5. Giving your cannabis plants the right amount of water for Sacramento.
Because we don’t get a lot of rain or groundwater (and even if we did, it won’t make its way naturally into your greenhouse) you’ll probably need to water your plants frequently, especially during summertime. In hot weather, larger cannabis plants can use up to 10 gallons of water per day. During the hot summer months in Sacramento, we recommend digging down to place clay soil or rocks below the planting holes to slow drainage. Or, you could plant in shallow depressions that act to funnel runoff toward your plants. Another good way to improve water retention is to add water-absorbing polymer crystals to your soil.
We recommend filtering the water that you use to water your plants, as Sacramento’s water can sometimes contain high levels of dissolved minerals that may build up in your soil. This may affect the pH level, or even have high levels of chlorine which can damage and even kill soil life.
But on the other side of the coin, be careful of overwatering. A general rule of thumb is to water deeply, and then wait until the top inch of soil is dry before watering again.
6. Going with a container garden? Here’s what you need to know for Sacramento.
If you don’t have ideal soil conditions, or if you want to be able to move your plants around in your greenhouse when it gets too hot in the Sacramento heat, a container garden might be the way to go. It’s typically easier, physically, to take on a container grow as it doesn’t require as much physical exertion (digging holes, amending the soil, etc) as planting straight into the ground. It also takes most of the guesswork out of fertilizing your plants, because regular cannabis nutrients designed for indoor grows will work just fine. But, there are some drawbacks. Your plants will probably be a little smaller due to the restricted root size. A general rule of thumb is that, typically, the size of your container will determine the size of your plant. If you want smaller plants, 5-gallon containers are perfect for you. However, if you want heartier plants, 10-gallon containers or larger is recommended.
Because of the Sacramento heat, you need to be aware of overheating the roots of your plants, especially in containers. Containers with soil can easily reach 90°F or more on a hot day, so you need to be prepared by shading your containers from direct sunlight. Container gardens also require much more water than garden planted in the ground. We recommend watering deeply in the morning so that they have a sufficient supply throughout the day. Check on them again in afternoon to make sure they have enough water and that your plants aren’t overheating.
7. Protecting your cannabis plants from Sacramento’s environmental threats.

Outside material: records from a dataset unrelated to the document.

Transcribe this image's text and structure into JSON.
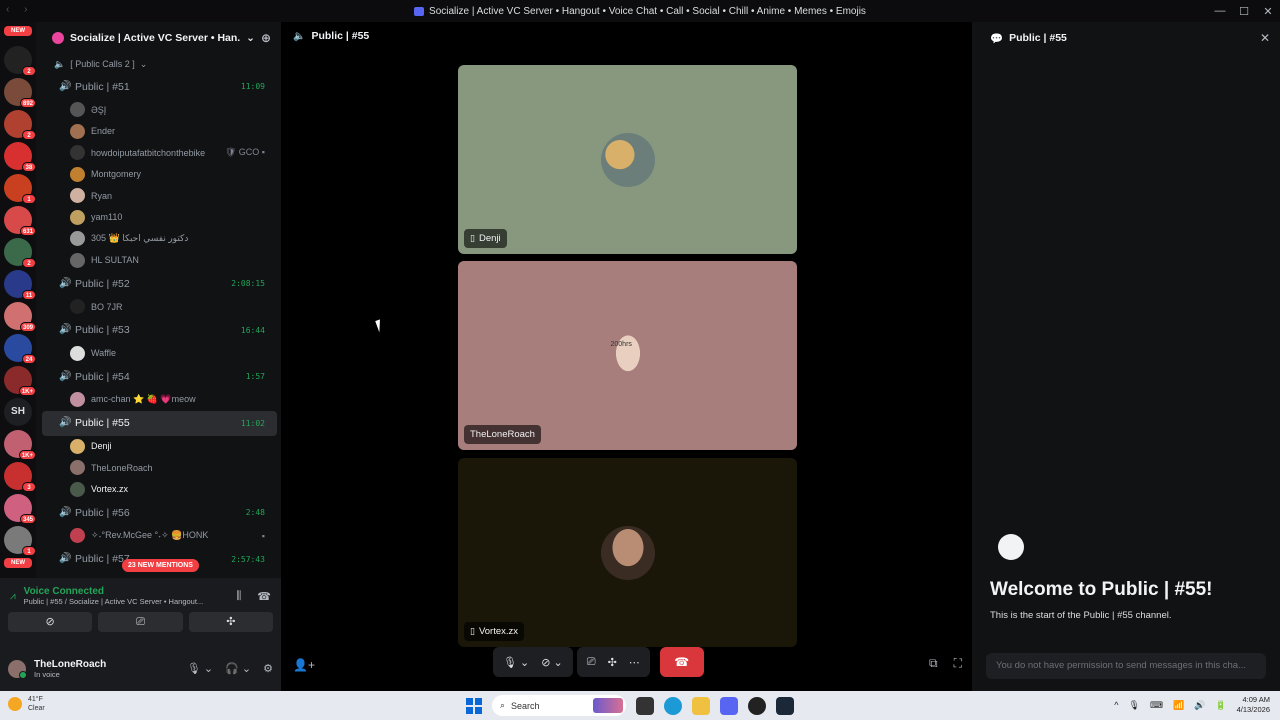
{
  "window": {
    "title": "Socialize | Active VC Server • Hangout • Voice Chat • Call • Social • Chill • Anime • Memes • Emojis",
    "nav_glyphs": "‹ ›",
    "controls": [
      "—",
      "☐",
      "✕"
    ]
  },
  "rail": {
    "new_top": "NEW",
    "new_bottom": "NEW",
    "sh_label": "SH",
    "servers": [
      {
        "badge": "2",
        "color": "#222"
      },
      {
        "badge": "892",
        "color": "#7a4a3a"
      },
      {
        "badge": "2",
        "color": "#b04030"
      },
      {
        "badge": "38",
        "color": "#d83030"
      },
      {
        "badge": "1",
        "color": "#c84020"
      },
      {
        "badge": "631",
        "color": "#d84a4a"
      },
      {
        "badge": "2",
        "color": "#3a6a4a"
      },
      {
        "badge": "11",
        "color": "#2a3a8a"
      },
      {
        "badge": "309",
        "color": "#d07070"
      },
      {
        "badge": "24",
        "color": "#2a4aa0"
      },
      {
        "badge": "1K+",
        "color": "#8a2a2a"
      },
      {
        "badge": "1K+",
        "color": "#c06070"
      },
      {
        "badge": "3",
        "color": "#c83030"
      },
      {
        "badge": "345",
        "color": "#d06080"
      },
      {
        "badge": "1",
        "color": "#7a7a7a"
      }
    ]
  },
  "guild": {
    "name": "Socialize | Active VC Server • Han...",
    "chevron": "⌄",
    "category": "[ Public Calls 2 ]",
    "mentions_pill": "23 NEW MENTIONS"
  },
  "channels": [
    {
      "name": "Public | #51",
      "timer": "11:09",
      "users": [
        {
          "name": "ƏŞĮ",
          "tail": "",
          "color": "#555",
          "bright": false
        },
        {
          "name": "Ender",
          "tail": "",
          "color": "#a07050",
          "bright": false
        },
        {
          "name": "howdoiputafatbitchonthebike",
          "tail": "🛡 GCO ▪",
          "color": "#333",
          "bright": false
        },
        {
          "name": "Montgomery",
          "tail": "",
          "color": "#c08030",
          "bright": false
        },
        {
          "name": "Ryan",
          "tail": "",
          "color": "#d0b0a0",
          "bright": false
        },
        {
          "name": "yam110",
          "tail": "",
          "color": "#c0a060",
          "bright": false
        },
        {
          "name": "دكتور نفسي احبكا 👑 305",
          "tail": "",
          "color": "#999",
          "bright": false
        },
        {
          "name": "HL SULTAN",
          "tail": "",
          "color": "#666",
          "bright": false
        }
      ]
    },
    {
      "name": "Public | #52",
      "timer": "2:08:15",
      "users": [
        {
          "name": "BO 7JR",
          "tail": "",
          "color": "#222",
          "bright": false
        }
      ]
    },
    {
      "name": "Public | #53",
      "timer": "16:44",
      "users": [
        {
          "name": "Waffle",
          "tail": "",
          "color": "#ddd",
          "bright": false
        }
      ]
    },
    {
      "name": "Public | #54",
      "timer": "1:57",
      "users": [
        {
          "name": "amc-chan ⭐ 🍓 💗meow",
          "tail": "",
          "color": "#c090a0",
          "bright": false
        }
      ]
    },
    {
      "name": "Public | #55",
      "timer": "11:02",
      "active": true,
      "users": [
        {
          "name": "Denji",
          "tail": "",
          "color": "#d9b06a",
          "bright": true
        },
        {
          "name": "TheLoneRoach",
          "tail": "",
          "color": "#8a6f6a",
          "bright": false
        },
        {
          "name": "Vortex.zx",
          "tail": "",
          "color": "#4a5a4a",
          "bright": true
        }
      ]
    },
    {
      "name": "Public | #56",
      "timer": "2:48",
      "users": [
        {
          "name": "✧˖°Rev.McGee °˖✧ 🍔HONK",
          "tail": "▪",
          "color": "#c04050",
          "bright": false
        }
      ]
    },
    {
      "name": "Public | #57",
      "timer": "2:57:43",
      "users": []
    }
  ],
  "voice_panel": {
    "status": "Voice Connected",
    "location": "Public | #55 / Socialize | Active VC Server • Hangout...",
    "signal_glyph": "⩘",
    "noise_glyph": "⫼",
    "disconnect_glyph": "☎",
    "buttons": [
      "⊘",
      "⎚",
      "✣"
    ]
  },
  "user_panel": {
    "name": "TheLoneRoach",
    "status": "In voice",
    "icons": [
      "🎙 ⌄",
      "🎧 ⌄",
      "⚙"
    ]
  },
  "stage": {
    "channel": "Public | #55",
    "tiles": [
      {
        "name": "Denji",
        "mobile": true,
        "speaking": true
      },
      {
        "name": "TheLoneRoach",
        "mobile": false,
        "speaking": false
      },
      {
        "name": "Vortex.zx",
        "mobile": true,
        "speaking": true
      }
    ],
    "roach_avatar_text": "200hrs",
    "controls": {
      "mic": "🎙 ⌄",
      "camera": "⊘ ⌄",
      "share": "⎚",
      "activities": "✣",
      "more": "⋯",
      "end": "☎"
    },
    "right_icons": [
      "⧉",
      "⛶"
    ],
    "invite_icon": "👤+"
  },
  "chat": {
    "title": "Public | #55",
    "close": "✕",
    "welcome_title": "Welcome to Public | #55!",
    "welcome_sub": "This is the start of the Public | #55 channel.",
    "input_placeholder": "You do not have permission to send messages in this cha..."
  },
  "taskbar": {
    "temp": "41°F",
    "condition": "Clear",
    "search_label": "Search",
    "time": "4:09 AM",
    "date": "4/13/2026",
    "tray": [
      "^",
      "🎙",
      "⌨",
      "📶",
      "🔊",
      "🔋"
    ]
  }
}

Some of the most common environmental threats to cannabis plants are temperature changes, pests, rain, and wind. Since we don’t get too much rain or wind in Sacramento, let’s focus on the first two: temperature changes and pests.

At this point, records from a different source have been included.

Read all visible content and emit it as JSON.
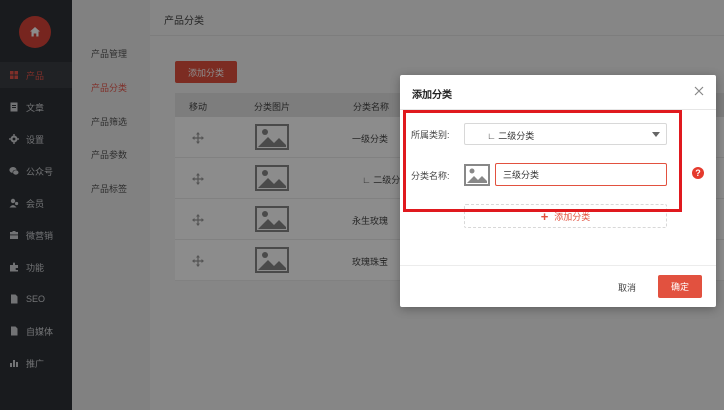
{
  "sidebar": {
    "logo_icon": "home-icon",
    "items": [
      {
        "label": "产品",
        "icon": "grid-icon",
        "active": true
      },
      {
        "label": "文章",
        "icon": "document-icon"
      },
      {
        "label": "设置",
        "icon": "gear-icon"
      },
      {
        "label": "公众号",
        "icon": "wechat-icon"
      },
      {
        "label": "会员",
        "icon": "user-icon"
      },
      {
        "label": "微营销",
        "icon": "store-icon"
      },
      {
        "label": "功能",
        "icon": "puzzle-icon"
      },
      {
        "label": "SEO",
        "icon": "file-icon"
      },
      {
        "label": "自媒体",
        "icon": "file-icon"
      },
      {
        "label": "推广",
        "icon": "bar-chart-icon"
      }
    ]
  },
  "subnav": {
    "items": [
      {
        "label": "产品管理"
      },
      {
        "label": "产品分类",
        "active": true
      },
      {
        "label": "产品筛选"
      },
      {
        "label": "产品参数"
      },
      {
        "label": "产品标签"
      }
    ]
  },
  "main": {
    "title": "产品分类",
    "add_button": "添加分类",
    "table": {
      "headers": [
        "移动",
        "分类图片",
        "分类名称"
      ],
      "rows": [
        {
          "name": "一级分类"
        },
        {
          "name": "∟ 二级分"
        },
        {
          "name": "永生玫瑰"
        },
        {
          "name": "玫瑰珠宝"
        }
      ]
    }
  },
  "dialog": {
    "title": "添加分类",
    "parent_label": "所属类别:",
    "parent_value": "∟ 二级分类",
    "name_label": "分类名称:",
    "name_value": "三级分类",
    "add_sub_label": "添加分类",
    "help_glyph": "?",
    "cancel_label": "取消",
    "ok_label": "确定"
  },
  "colors": {
    "accent": "#e2513f",
    "sidebar_bg": "#2f3237",
    "highlight": "#e0191e"
  }
}
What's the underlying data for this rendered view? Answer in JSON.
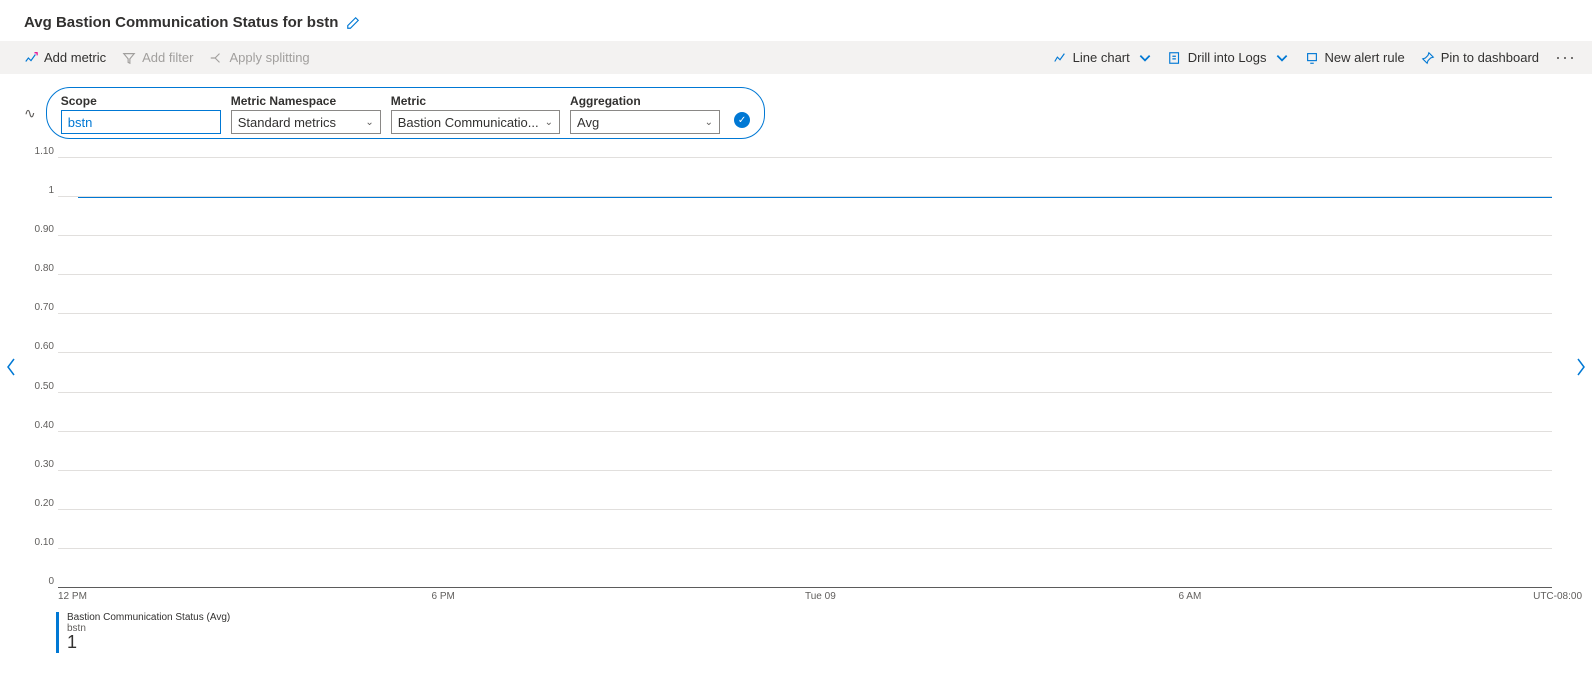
{
  "title": "Avg Bastion Communication Status for bstn",
  "toolbar": {
    "add_metric": "Add metric",
    "add_filter": "Add filter",
    "apply_splitting": "Apply splitting",
    "line_chart": "Line chart",
    "drill_logs": "Drill into Logs",
    "new_alert": "New alert rule",
    "pin_dashboard": "Pin to dashboard"
  },
  "pill": {
    "scope_label": "Scope",
    "scope_value": "bstn",
    "namespace_label": "Metric Namespace",
    "namespace_value": "Standard metrics",
    "metric_label": "Metric",
    "metric_value": "Bastion Communicatio...",
    "aggregation_label": "Aggregation",
    "aggregation_value": "Avg"
  },
  "legend": {
    "name": "Bastion Communication Status (Avg)",
    "resource": "bstn",
    "value": "1"
  },
  "timezone": "UTC-08:00",
  "chart_data": {
    "type": "line",
    "title": "Avg Bastion Communication Status for bstn",
    "ylabel": "",
    "xlabel": "",
    "ylim": [
      0,
      1.1
    ],
    "y_ticks": [
      "1.10",
      "1",
      "0.90",
      "0.80",
      "0.70",
      "0.60",
      "0.50",
      "0.40",
      "0.30",
      "0.20",
      "0.10",
      "0"
    ],
    "x_ticks": [
      "12 PM",
      "6 PM",
      "Tue 09",
      "6 AM"
    ],
    "series": [
      {
        "name": "Bastion Communication Status (Avg)",
        "color": "#0078d4",
        "x": [
          "12 PM",
          "6 PM",
          "Tue 09",
          "6 AM"
        ],
        "values": [
          1,
          1,
          1,
          1
        ]
      }
    ]
  }
}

Temperature changes and seasonal events could damage your plants if you’re not aware of how to prevent them. We’ve gone over how to prepare for extremely hot temperatures, but it’s also known to get a little chilly in Sacramento winters. On nights where temperatures reach below 40°F, or when it gets frosty outside, using solutions within your greenhouse like cold frames, hot caps, cloches, or other protective enclosures will be your best bet.
Like any garden everywhere, pests are… well, pests! Your greenhouse should protect you from most of them, but in the case that it doesn’t, here’s what you need to know.

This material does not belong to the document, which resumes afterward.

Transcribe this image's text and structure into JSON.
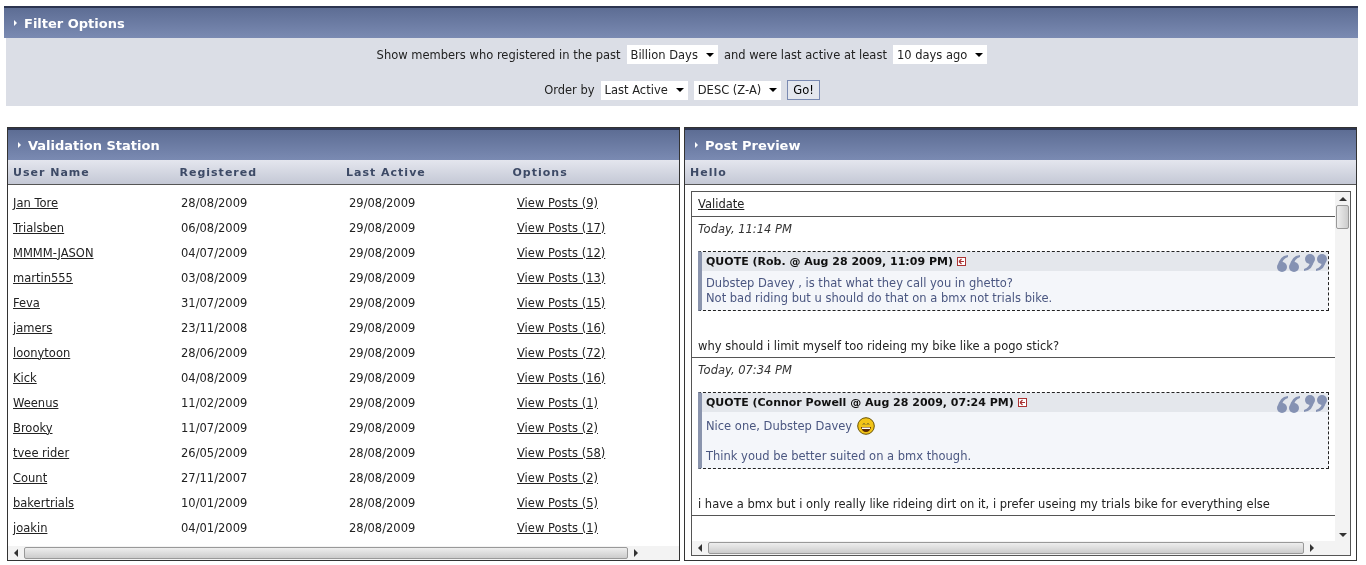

If you have healthy plants, most flourishing plants have their own natural resistance to small pest infestations. But you also need to take preventative measures to make sure a small infestation doesn’t turn into a big one. Keeping your plants separated from other flowers, ornamentals, and vegetables will keep the pests on other plants from spreading to your cannabis plants. This is another place your greenhouse will come in handy. You also need to be examining and inspecting your plants daily for signs of pests. Catching an infestation early will save you a lot of time, energy, and money. For minor infestations, washing your plants with a mild solution of soap and water has been known to work. If it doesn’t, there are a number of organic insecticides that have been designed specifically for cannabis plants. These are usually derived from natural botanical extracts like neem, and they are usually effective when used correctly.
8. Seeds vs. clones.
Growing from seeds or from clones both have their benefits and disadvantages. Cloning requires what’s known as a “mother plant”. A mother plant is kept under a light for 16-24 hours a day to prevent it from flowering. The benefit of having a mother plant and using clones is that mother plants are known to produce quality flower, and all of the resulting clones will be female plants which means they’ll have the same characteristics. However, with clones, the plants tend to be smaller and yield less.
If you’re interested in growing with seeds, they tend to be more resilient in lower temperatures and in wetter conditions so it’ll be easier to plant them in the ground during winter or spring. They also tend to be more adaptable to the heat and other weather conditions that occur in Sacramento. However, with seeds, you can never really be sure what you’ll end up with plant-wise. People tend to choose only feminized seeds because seeds, in general, will produce both males and females, and you need only the females.